*ASSIGNMENT*: Images do not belong in the copy; retype the rest of the entries below exactly.

(Items from an interface collection)
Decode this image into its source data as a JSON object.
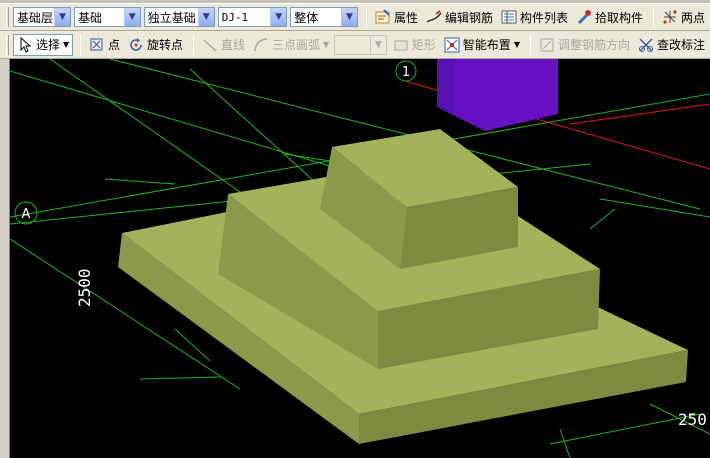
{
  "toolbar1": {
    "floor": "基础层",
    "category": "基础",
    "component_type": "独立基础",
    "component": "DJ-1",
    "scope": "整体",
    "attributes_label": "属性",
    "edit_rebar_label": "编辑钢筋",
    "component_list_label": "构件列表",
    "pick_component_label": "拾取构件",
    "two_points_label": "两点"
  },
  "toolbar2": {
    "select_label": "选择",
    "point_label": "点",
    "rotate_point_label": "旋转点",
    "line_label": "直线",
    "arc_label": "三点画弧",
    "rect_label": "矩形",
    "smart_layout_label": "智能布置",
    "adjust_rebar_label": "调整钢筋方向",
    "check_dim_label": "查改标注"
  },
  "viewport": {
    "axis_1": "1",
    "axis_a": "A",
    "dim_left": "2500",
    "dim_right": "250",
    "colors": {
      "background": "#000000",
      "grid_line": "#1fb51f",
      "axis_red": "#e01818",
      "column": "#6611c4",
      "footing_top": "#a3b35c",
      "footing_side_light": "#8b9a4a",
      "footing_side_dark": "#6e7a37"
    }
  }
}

*REPLY*:
Decode this image into its source data as a JSON object.
{
  "toolbar1": {
    "floor": "基础层",
    "category": "基础",
    "component_type": "独立基础",
    "component": "DJ-1",
    "scope": "整体",
    "attributes_label": "属性",
    "edit_rebar_label": "编辑钢筋",
    "component_list_label": "构件列表",
    "pick_component_label": "拾取构件",
    "two_points_label": "两点"
  },
  "toolbar2": {
    "select_label": "选择",
    "point_label": "点",
    "rotate_point_label": "旋转点",
    "line_label": "直线",
    "arc_label": "三点画弧",
    "rect_label": "矩形",
    "smart_layout_label": "智能布置",
    "adjust_rebar_label": "调整钢筋方向",
    "check_dim_label": "查改标注"
  },
  "viewport": {
    "axis_1": "1",
    "axis_a": "A",
    "dim_left": "2500",
    "dim_right": "250",
    "colors": {
      "background": "#000000",
      "grid_line": "#1fb51f",
      "axis_red": "#e01818",
      "column": "#6611c4",
      "footing_top": "#a3b35c",
      "footing_side_light": "#8b9a4a",
      "footing_side_dark": "#6e7a37"
    }
  }
}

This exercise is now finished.